_YOUR ASSIGNMENT_. Below are the records; work out how many lines among them contain "name", and write nothing besides that number.

_App and web page records_.
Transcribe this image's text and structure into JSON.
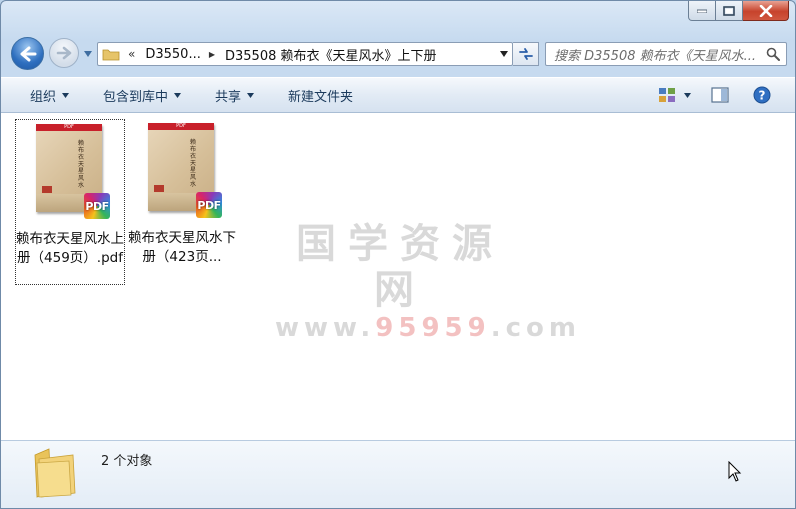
{
  "window": {
    "title": ""
  },
  "nav": {
    "chevron": "«",
    "crumbs": [
      "D3550...",
      "D35508 赖布衣《天星风水》上下册"
    ],
    "search_placeholder": "搜索 D35508 赖布衣《天星风水..."
  },
  "toolbar": {
    "organize": "组织",
    "include_library": "包含到库中",
    "share": "共享",
    "new_folder": "新建文件夹"
  },
  "files": [
    {
      "name": "赖布衣天星风水上册（459页）.pdf",
      "badge": "PDF",
      "band": "PDF",
      "cover_title": "赖布衣天星风水",
      "selected": true
    },
    {
      "name": "赖布衣天星风水下册（423页...",
      "badge": "PDF",
      "band": "PDF",
      "cover_title": "赖布衣天星风水",
      "selected": false
    }
  ],
  "watermark": {
    "line1": "国学资源网",
    "line2_a": "www.",
    "line2_b": "95959",
    "line2_c": ".com"
  },
  "details": {
    "count_text": "2 个对象"
  },
  "colors": {
    "accent": "#2e6fbf",
    "close": "#c7432c",
    "toolbar_text": "#1b3a5c"
  }
}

_RESPONSE_. 2